UNLV’s leading scorer is coming back. After entering the transfer portal, Bryce Hamilton is electing to return to Las Vegas.
Hamilton led UNLV in scoring the last two seasons, putting up 17.9 points per game a year ago. He was the focal point of T.J. Otzelberger’s offense.
But what will his role be under Kevin Kruger?
In 2019-20, Hamilton exploded from a rarely used guard to the Rebels top offensive threat. But that growth was made possible by the other guards on the team. UNLV almost always had two other guards with ball handling skills on the floor with Hamilton.
All Hamilton had to do was shoot. And he produced, as he shot a career best 33.9 percent from three and 58.5 percent at the rim. His offensive rating was 103.7.
But Hamilton came crashing down to earth last season, as the roster around him had very little ball handling ability. Hamilton had to do it all.
As a result, he shot just 31.3 percent from three, 56.1 percent at the rim and his offensive rating dropped to 96.7.
According to Ken Pom, Hamilton ranked 72nd out of 76 players that took 30 percent of thieir team’s shots in offensive rating. Hamilton’s season was an inefficient disaster.
As Hamilton struggled to carry a bad roster, UNLV ranked 143rd in offensive efficiency, the first time in five seasons an Otzelberger coached team failed to crack the top 75.
Getting the best out of Hamilton is tricky. He can’t get to the rim consistently on his own. He needs help – from teammates or the offensive scheme – to create layups.
And he also struggles to shoot from three. He is well below average from deep in his career at 31.9 percent.
Where Hamilton excels is in the mid range. He can always create a mid-range jumper. Last year he shot 43.4 percent on mid-range jumpers, according to Hoop-Math. The national average is 37 percent.
The problem is that shooting 43.4 percent from the mid range produces as many points per shot as a 28.9 percent three-point shooter. Hamilton’s strong suit is extremely inefficient.
Even in his best season, his 103.7 offensive rating ranked 22nd out of the 56 players to take at least 30% of their team’s shot.

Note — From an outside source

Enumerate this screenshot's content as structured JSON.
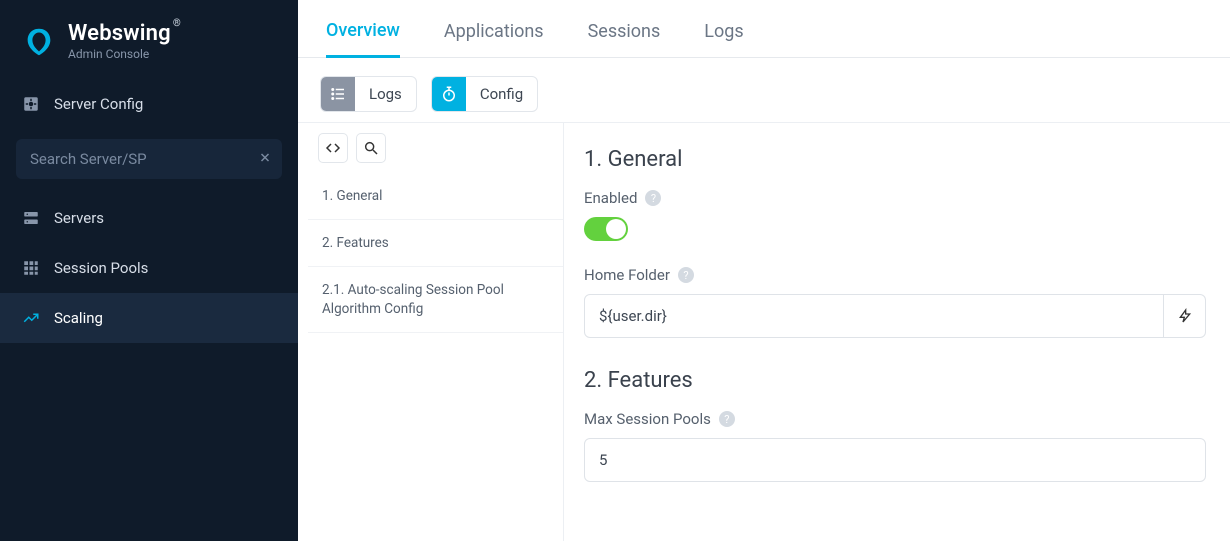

That appears to be his ceiling, a high-volume scorer that might be able to get to the mid-tier of efficiency.
That isn’t good enough for the leading scorer of an NCAA Tournament team. UNLV will be better off if Hamilton is the third or fourth offensive option.
Michael Nuga, the Kent State transfer, posted a 125 offensive rating last year, while taking 25.5 percent of Kent State’s shots.
Justin Webster, the Hawaii transfer, had a 117.5 offensive rating on 19.6 percent of Hawaii’s shots.
If those two can be the primary weapons, Hamilton’s inefficiencies will be less noticeable. And if he slides down the opposing scouting report, he should be able to get more layups as opposed to mid-range jumpers.
But Hamilton does not profile well as a third option. He can’t shoot well enough to be a floor space. And he is a below average defender.
Hamilton only thrives when he has the ball. But UNLV won’t thrive if they need him to be the leading scorer.